South Park has thrived since its creation in 1997 as a satiric adult sitcom featuring dark, surreal humor and valid social criticism. Its outrageous and inappropriate episodes are perfect to GIF since they are both visually and textually interesting. Other than for the sake of humor and/or insult, South Park GIFs often serve a more ironically dignified purpose than simply being reactions; they also work as important social cues and are “rich” media. In Personal Connections in the Digital Age, Nancy K. Baym argues “people show feeling and immediacy, have fun, and build and reinforce social structures even in the leanest of text-only media…leaving no question that we can do it with additional cues such as video,
images, and voice,” (Baym 59-60). GIFs take this kind of social cueing to another, more rich communicative level. That being said, while some South Park GIFs have valid reactionary purpose, I would argue a majority of them are serve as a kind anti-social cue.
The point of South Park is to satirize everyday life and express ideas and feelings we cannot in appropriate social settings. Most of the time, saying “Screw you guys, I’m going home!” has major negative social consequences; but in the fictional context of South Park, you have a means of poking fun at society in a constructive and humorous way. While South Park may not always be the most meaningful of GIFs, it lets people express that little socially inappropriate side in all of us without misunderstanding.
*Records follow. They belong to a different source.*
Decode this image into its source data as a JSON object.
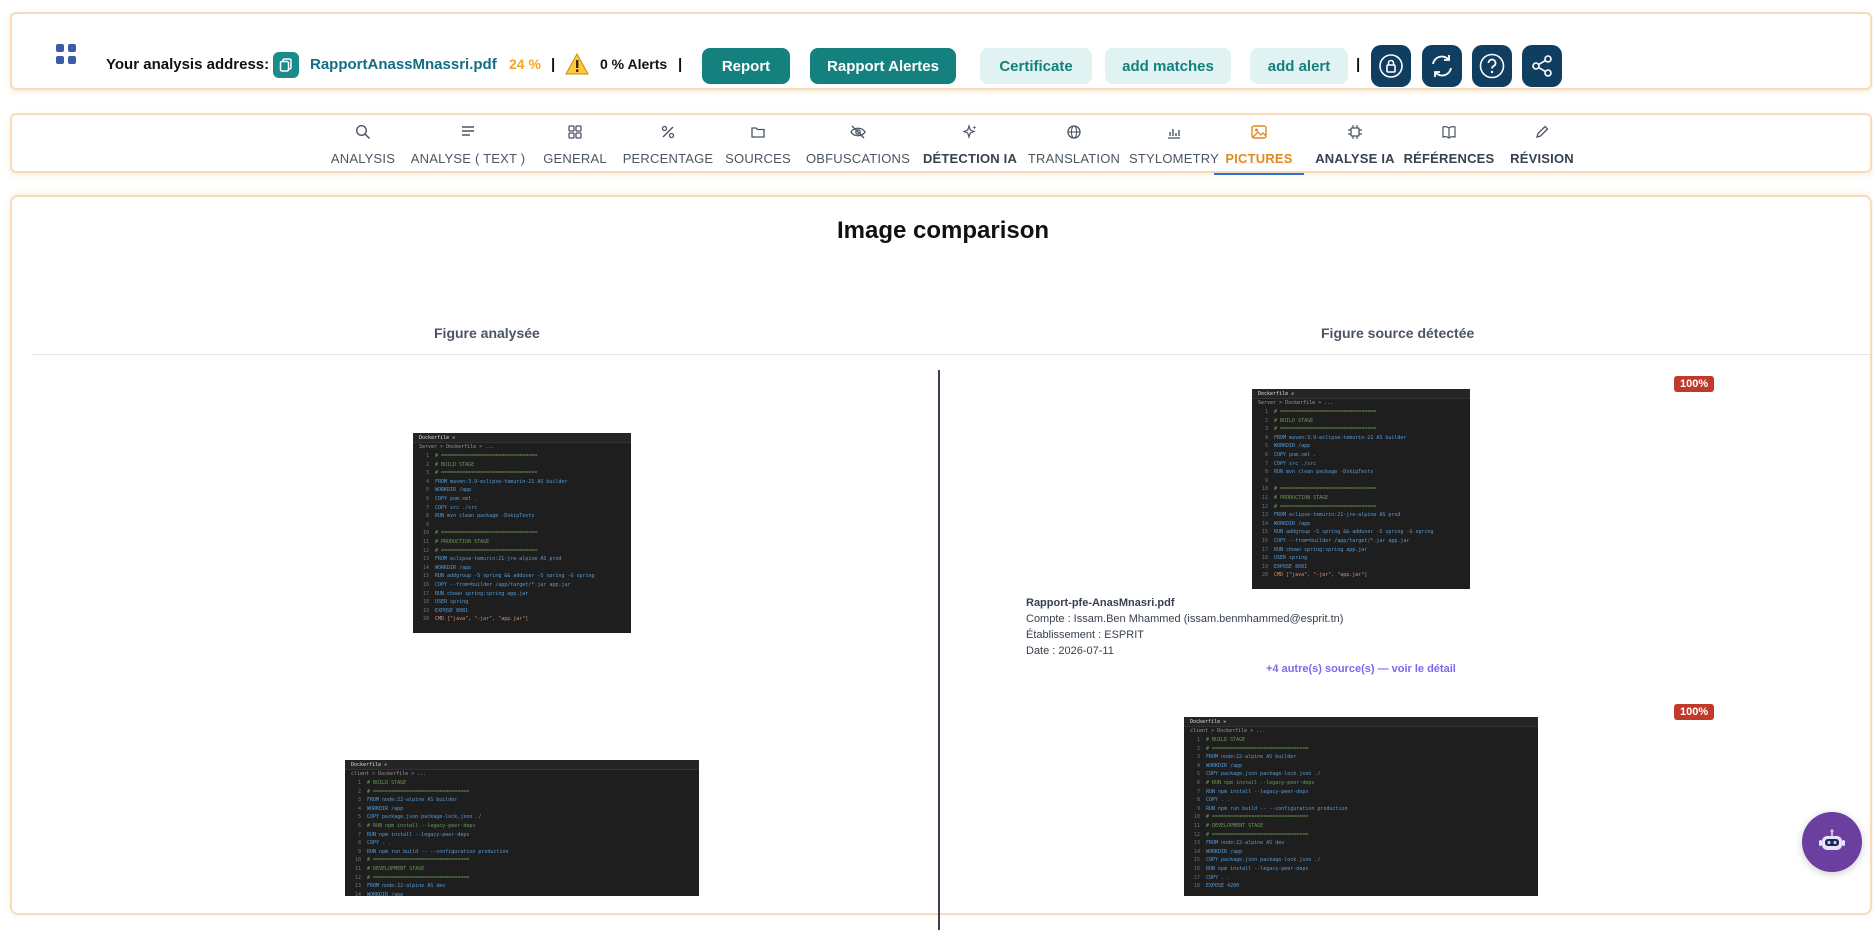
{
  "header": {
    "analysis_label": "Your analysis address:",
    "file_name": "RapportAnassMnassri.pdf",
    "percent": "24 %",
    "separator": "|",
    "alerts": "0 % Alerts",
    "buttons": {
      "report": "Report",
      "rapport_alertes": "Rapport Alertes",
      "certificate": "Certificate",
      "add_matches": "add matches",
      "add_alert": "add alert"
    },
    "icons": [
      "apps-grid-icon",
      "copy-file-icon",
      "warning-icon",
      "lock-icon",
      "refresh-icon",
      "help-icon",
      "share-icon"
    ],
    "colors": {
      "primary": "#15817f",
      "light_button": "#e0f2f1",
      "percent": "#f5a623",
      "round_button": "#0f3e60"
    }
  },
  "tabs": [
    {
      "label": "ANALYSIS",
      "icon": "search-icon"
    },
    {
      "label": "ANALYSE ( TEXT )",
      "icon": "text-lines-icon"
    },
    {
      "label": "GENERAL",
      "icon": "grid-icon"
    },
    {
      "label": "PERCENTAGE",
      "icon": "percent-icon"
    },
    {
      "label": "SOURCES",
      "icon": "folder-icon"
    },
    {
      "label": "OBFUSCATIONS",
      "icon": "eye-off-icon"
    },
    {
      "label": "DÉTECTION IA",
      "icon": "sparkles-icon"
    },
    {
      "label": "TRANSLATION",
      "icon": "globe-icon"
    },
    {
      "label": "STYLOMETRY",
      "icon": "bar-chart-icon"
    },
    {
      "label": "PICTURES",
      "icon": "image-icon",
      "active": true
    },
    {
      "label": "ANALYSE IA",
      "icon": "chip-icon"
    },
    {
      "label": "RÉFÉRENCES",
      "icon": "book-icon"
    },
    {
      "label": "RÉVISION",
      "icon": "pencil-icon"
    }
  ],
  "comparison": {
    "title": "Image comparison",
    "left_header": "Figure analysée",
    "right_header": "Figure source détectée",
    "matches": [
      {
        "badge": "100%",
        "source_title": "Rapport-pfe-AnasMnasri.pdf",
        "account": "Compte : Issam.Ben Mhammed (issam.benmhammed@esprit.tn)",
        "institution": "Établissement : ESPRIT",
        "date": "Date : 2026-07-11",
        "more_sources": "+4 autre(s) source(s) — voir le détail"
      },
      {
        "badge": "100%"
      }
    ]
  },
  "code_snippet": {
    "tab": "Dockerfile ✕",
    "crumb": "Server > Dockerfile > ...",
    "lines": [
      [
        "1",
        "c",
        "# ================================"
      ],
      [
        "2",
        "c",
        "# BUILD STAGE"
      ],
      [
        "3",
        "c",
        "# ================================"
      ],
      [
        "4",
        "k",
        "FROM maven:3.9-eclipse-temurin-21 AS builder"
      ],
      [
        "5",
        "k",
        "WORKDIR /app"
      ],
      [
        "6",
        "k",
        "COPY pom.xml ."
      ],
      [
        "7",
        "k",
        "COPY src ./src"
      ],
      [
        "8",
        "k",
        "RUN mvn clean package -DskipTests"
      ],
      [
        "9",
        "t",
        ""
      ],
      [
        "10",
        "c",
        "# ================================"
      ],
      [
        "11",
        "c",
        "# PRODUCTION STAGE"
      ],
      [
        "12",
        "c",
        "# ================================"
      ],
      [
        "13",
        "k",
        "FROM eclipse-temurin:21-jre-alpine AS prod"
      ],
      [
        "14",
        "k",
        "WORKDIR /app"
      ],
      [
        "15",
        "k",
        "RUN addgroup -S spring && adduser -S spring -G spring"
      ],
      [
        "16",
        "k",
        "COPY --from=builder /app/target/*.jar app.jar"
      ],
      [
        "17",
        "k",
        "RUN chown spring:spring app.jar"
      ],
      [
        "18",
        "k",
        "USER spring"
      ],
      [
        "19",
        "k",
        "EXPOSE 8081"
      ],
      [
        "20",
        "s",
        "CMD [\"java\", \"-jar\", \"app.jar\"]"
      ]
    ]
  },
  "code_snippet_2": {
    "tab": "Dockerfile ✕",
    "crumb": "client > Dockerfile > ...",
    "lines": [
      [
        "1",
        "c",
        "# BUILD STAGE"
      ],
      [
        "2",
        "c",
        "# ================================"
      ],
      [
        "3",
        "k",
        "FROM node:22-alpine AS builder"
      ],
      [
        "4",
        "k",
        "WORKDIR /app"
      ],
      [
        "5",
        "k",
        "COPY package.json package-lock.json ./"
      ],
      [
        "6",
        "c",
        "# RUN npm install --legacy-peer-deps"
      ],
      [
        "7",
        "k",
        "RUN npm install --legacy-peer-deps"
      ],
      [
        "8",
        "k",
        "COPY . ."
      ],
      [
        "9",
        "k",
        "RUN npm run build -- --configuration production"
      ],
      [
        "10",
        "c",
        "# ================================"
      ],
      [
        "11",
        "c",
        "# DEVELOPMENT STAGE"
      ],
      [
        "12",
        "c",
        "# ================================"
      ],
      [
        "13",
        "k",
        "FROM node:22-alpine AS dev"
      ],
      [
        "14",
        "k",
        "WORKDIR /app"
      ],
      [
        "15",
        "k",
        "COPY package.json package-lock.json ./"
      ],
      [
        "16",
        "k",
        "RUN npm install --legacy-peer-deps"
      ],
      [
        "17",
        "k",
        "COPY . ."
      ],
      [
        "18",
        "k",
        "EXPOSE 4200"
      ]
    ]
  }
}
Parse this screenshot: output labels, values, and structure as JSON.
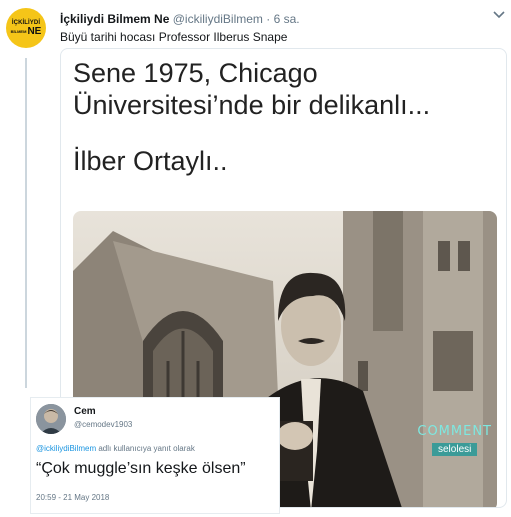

And even for people who aren’t as familiar with South Park as most, there will always be something funny about eternal fourth-graders from the 90’s cursing and crapping on their teacher’s desk.
Baym, Nancy K. Personal Connections in the Digital Age. Cambridge, UK: Polity, 2010. Print.
Dawkins, Richard. The Selfish Gene. Oxford: Oxford UP, 1976. Print.